By removing the time-consuming elements of research and data analysis, lawyers will have more freedom to focus their attention on complex tasks like core legal analysis and providing a better quality of service to clients. This will also allow them to become more efficient and save money – benefits that speak volumes to those firms that are battling with profit cuts caused by fixed fee restrictions and new regulations (such as the proposed whiplash reforms, which will allow claims of up to £5,000 to be handled in a small claims court rather than by a lawyer).

Where are adoption rates at now?

New products and suppliers are constantly emerging as the buzz around AI grows in the legal sector. Many early developers in the industry appear to be focusing on the use of AI to speed up data analysis, with a few exploring the possibilities of using cognitive AI software (systems that can use understanding and reasoning).

Having said this, early adopters do remain minimal, as the majority of lawyers are still trying to get to grips with how AI software can assist in the legal process. Perhaps one of the main barriers to adoption at the moment is people’s attitudes to legal practices and customs that are deeply rooted in the industry. The legal sector has practices and protocols developed over a number of centuries, so adapting long-standing traditions and overcoming the fear of change is something of a challenge. Some parts of the sector still see AI as a force that may threaten the legal opinion of lawyers, rather than recognising the value it could add to assisting in legal decision making.

In terms of investment and development, exploring AI products comes at a significant cost, time and effort. Therefore, for some SME firms, adoption of such systems is a long way off at the moment. And even for the larger firms that do have the time and investment funds available, there is still a level of caution and scepticism as to the role AI will play in the future of law.

One worry is that the traditional business model of law (with its billable hours and partnership structure) isn’t suited to tech innovation, as experimentation and development is risky and potentially expensive. It’s clear that tech innovation is growing in importance and the sector is definitely catching on. But there are still a large number of firms waiting around to see what the future holds, rather than being the ones to make the first move and lead the way in innovation and change.

What will the future of law look like?

As this technology is still in the early stages of development, there is some way to go before we see a mass uptake of AI systems across the entire legal sector. However, over the next few years, it is likely that AI will make waves in the UK legal industry, and for the early adopters who are wise and bold enough to recognise the benefits, it could be a substantial accelerator for growth. Once machine learning and algorithmic automation systems are launched, the sheer size of the competitive gap that will be created will be huge.

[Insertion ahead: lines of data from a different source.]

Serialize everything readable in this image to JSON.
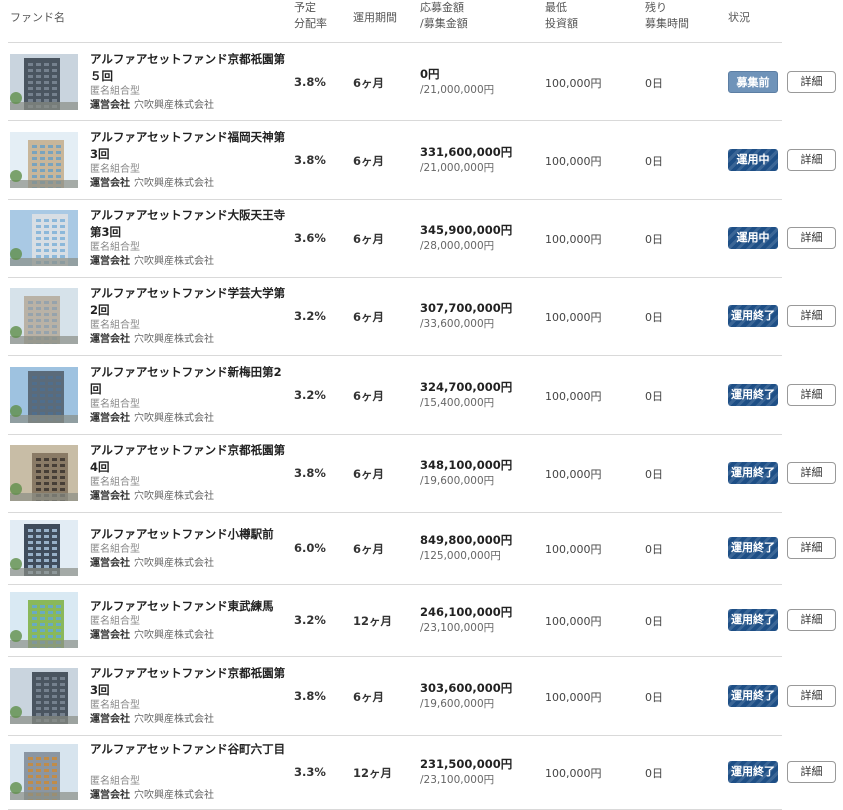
{
  "header": {
    "fund_name": "ファンド名",
    "rate": "予定\n分配率",
    "period": "運用期間",
    "amount": "応募金額\n/募集金額",
    "min_invest": "最低\n投資額",
    "remaining": "残り\n募集時間",
    "status": "状況"
  },
  "funds": [
    {
      "title": "アルファアセットファンド京都祇園第５回",
      "type": "匿名組合型",
      "company_label": "運営会社",
      "company": "穴吹興産株式会社",
      "rate": "3.8%",
      "period": "6ヶ月",
      "applied": "0円",
      "target": "/21,000,000円",
      "min_invest": "100,000円",
      "remaining": "0日",
      "status": "募集前",
      "status_kind": "pre",
      "detail": "詳細",
      "image": "building-photo"
    },
    {
      "title": "アルファアセットファンド福岡天神第3回",
      "type": "匿名組合型",
      "company_label": "運営会社",
      "company": "穴吹興産株式会社",
      "rate": "3.8%",
      "period": "6ヶ月",
      "applied": "331,600,000円",
      "target": "/21,000,000円",
      "min_invest": "100,000円",
      "remaining": "0日",
      "status": "運用中",
      "status_kind": "active",
      "detail": "詳細",
      "image": "building-photo"
    },
    {
      "title": "アルファアセットファンド大阪天王寺　第3回",
      "type": "匿名組合型",
      "company_label": "運営会社",
      "company": "穴吹興産株式会社",
      "rate": "3.6%",
      "period": "6ヶ月",
      "applied": "345,900,000円",
      "target": "/28,000,000円",
      "min_invest": "100,000円",
      "remaining": "0日",
      "status": "運用中",
      "status_kind": "active",
      "detail": "詳細",
      "image": "building-photo"
    },
    {
      "title": "アルファアセットファンド学芸大学第2回",
      "type": "匿名組合型",
      "company_label": "運営会社",
      "company": "穴吹興産株式会社",
      "rate": "3.2%",
      "period": "6ヶ月",
      "applied": "307,700,000円",
      "target": "/33,600,000円",
      "min_invest": "100,000円",
      "remaining": "0日",
      "status": "運用終了",
      "status_kind": "ended",
      "detail": "詳細",
      "image": "building-photo"
    },
    {
      "title": "アルファアセットファンド新梅田第2回",
      "type": "匿名組合型",
      "company_label": "運営会社",
      "company": "穴吹興産株式会社",
      "rate": "3.2%",
      "period": "6ヶ月",
      "applied": "324,700,000円",
      "target": "/15,400,000円",
      "min_invest": "100,000円",
      "remaining": "0日",
      "status": "運用終了",
      "status_kind": "ended",
      "detail": "詳細",
      "image": "building-photo"
    },
    {
      "title": "アルファアセットファンド京都祇園第4回",
      "type": "匿名組合型",
      "company_label": "運営会社",
      "company": "穴吹興産株式会社",
      "rate": "3.8%",
      "period": "6ヶ月",
      "applied": "348,100,000円",
      "target": "/19,600,000円",
      "min_invest": "100,000円",
      "remaining": "0日",
      "status": "運用終了",
      "status_kind": "ended",
      "detail": "詳細",
      "image": "building-photo"
    },
    {
      "title": "アルファアセットファンド小樽駅前",
      "type": "匿名組合型",
      "company_label": "運営会社",
      "company": "穴吹興産株式会社",
      "rate": "6.0%",
      "period": "6ヶ月",
      "applied": "849,800,000円",
      "target": "/125,000,000円",
      "min_invest": "100,000円",
      "remaining": "0日",
      "status": "運用終了",
      "status_kind": "ended",
      "detail": "詳細",
      "image": "building-photo"
    },
    {
      "title": "アルファアセットファンド東武練馬",
      "type": "匿名組合型",
      "company_label": "運営会社",
      "company": "穴吹興産株式会社",
      "rate": "3.2%",
      "period": "12ヶ月",
      "applied": "246,100,000円",
      "target": "/23,100,000円",
      "min_invest": "100,000円",
      "remaining": "0日",
      "status": "運用終了",
      "status_kind": "ended",
      "detail": "詳細",
      "image": "building-photo"
    },
    {
      "title": "アルファアセットファンド京都祇園第3回",
      "type": "匿名組合型",
      "company_label": "運営会社",
      "company": "穴吹興産株式会社",
      "rate": "3.8%",
      "period": "6ヶ月",
      "applied": "303,600,000円",
      "target": "/19,600,000円",
      "min_invest": "100,000円",
      "remaining": "0日",
      "status": "運用終了",
      "status_kind": "ended",
      "detail": "詳細",
      "image": "building-photo"
    },
    {
      "title": "アルファアセットファンド谷町六丁目",
      "type": "匿名組合型",
      "company_label": "運営会社",
      "company": "穴吹興産株式会社",
      "rate": "3.3%",
      "period": "12ヶ月",
      "applied": "231,500,000円",
      "target": "/23,100,000円",
      "min_invest": "100,000円",
      "remaining": "0日",
      "status": "運用終了",
      "status_kind": "ended",
      "detail": "詳細",
      "image": "building-photo"
    }
  ]
}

Positioned correctly, this tech has the potential to be extremely disruptive to the legal market.

To answer the big question that a lot of lawyers are asking right now – ‘will AI systems replace the role of traditional lawyers in the future?’ – I believe the answer is no. Instead, it’s highly likely that AI will be used to support lawyers, automating time-consuming data research and suggesting relevant case law and statute to assist them rather than replace them. In the future, these systems may well be able to suggest potential judgments based upon automated legal reasoning tasks and provide options for advice on a particular client matter, but that is quite some way off. So, in the meantime the human element and legal expertise provided by a lawyer is unlikely to be replaced by a machine.

The possibilities for AI are endless and the tech revolution is definitely here to stay. The question is whether more firms will embrace the wealth of opportunities available to them, or bury their heads in the sand and risk losing out to the competition. Times are changing – it’s likely that we will see innovation happening within the legal sector at a rate never seen before and AI is rapidly becoming a popular solution. Now’s the time to get on board.

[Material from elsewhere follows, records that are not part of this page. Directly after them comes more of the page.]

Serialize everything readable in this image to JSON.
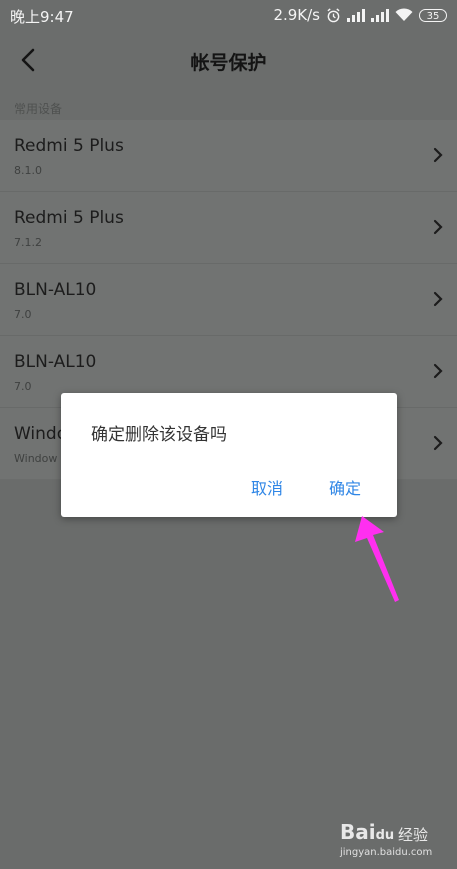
{
  "status_bar": {
    "time": "晚上9:47",
    "network_speed": "2.9K/s",
    "battery": "35",
    "icons": [
      "alarm-icon",
      "signal-icon",
      "signal-icon",
      "wifi-icon",
      "battery-icon"
    ]
  },
  "header": {
    "title": "帐号保护",
    "back_icon": "chevron-left-icon"
  },
  "section": {
    "label": "常用设备"
  },
  "devices": [
    {
      "name": "Redmi 5 Plus",
      "version": "8.1.0"
    },
    {
      "name": "Redmi 5 Plus",
      "version": "7.1.2"
    },
    {
      "name": "BLN-AL10",
      "version": "7.0"
    },
    {
      "name": "BLN-AL10",
      "version": "7.0"
    },
    {
      "name": "Windo",
      "version": "Window"
    }
  ],
  "dialog": {
    "message": "确定删除该设备吗",
    "cancel_label": "取消",
    "confirm_label": "确定"
  },
  "colors": {
    "accent": "#2f86e6",
    "arrow": "#ff2ff0",
    "overlay_bg": "#6b6d6c"
  },
  "watermark": {
    "logo": "Bai",
    "logo_du": "du",
    "brand_cn": "经验",
    "url": "jingyan.baidu.com"
  }
}
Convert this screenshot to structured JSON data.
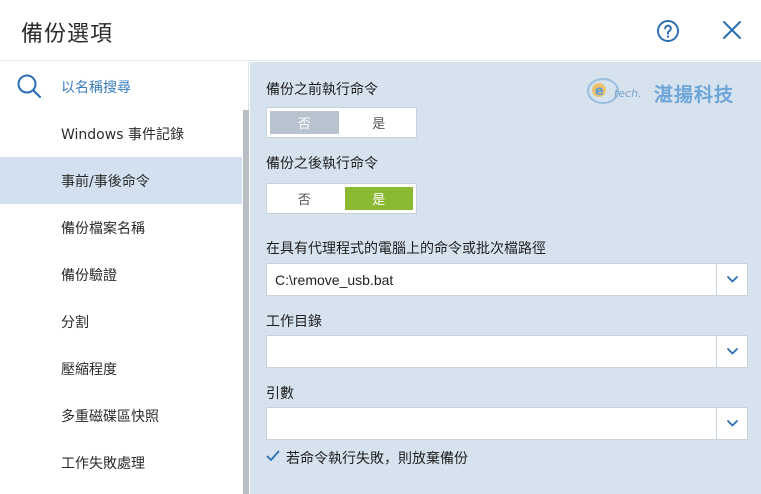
{
  "header": {
    "title": "備份選項"
  },
  "sidebar": {
    "search_label": "以名稱搜尋",
    "items": [
      {
        "label": "Windows 事件記錄"
      },
      {
        "label": "事前/事後命令"
      },
      {
        "label": "備份檔案名稱"
      },
      {
        "label": "備份驗證"
      },
      {
        "label": "分割"
      },
      {
        "label": "壓縮程度"
      },
      {
        "label": "多重磁碟區快照"
      },
      {
        "label": "工作失敗處理"
      }
    ],
    "active_index": 1
  },
  "main": {
    "pre_command": {
      "label": "備份之前執行命令",
      "no": "否",
      "yes": "是",
      "selected": "no"
    },
    "post_command": {
      "label": "備份之後執行命令",
      "no": "否",
      "yes": "是",
      "selected": "yes"
    },
    "command_path": {
      "label": "在具有代理程式的電腦上的命令或批次檔路徑",
      "value": "C:\\remove_usb.bat"
    },
    "working_dir": {
      "label": "工作目錄",
      "value": ""
    },
    "arguments": {
      "label": "引數",
      "value": ""
    },
    "abort_on_fail": {
      "label": "若命令執行失敗，則放棄備份",
      "checked": true
    },
    "watermark": {
      "tech": "tech.",
      "text": "湛揚科技"
    }
  },
  "colors": {
    "accent": "#3b7dbf",
    "toggle_yes": "#8bb932",
    "toggle_no": "#b8c3cf",
    "panel_bg": "#d7e2ef",
    "active_item": "#d3e0ef"
  }
}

Dan Taylor is director of systems at leading medical negligence and serious injury law firm Fletchers Solicitors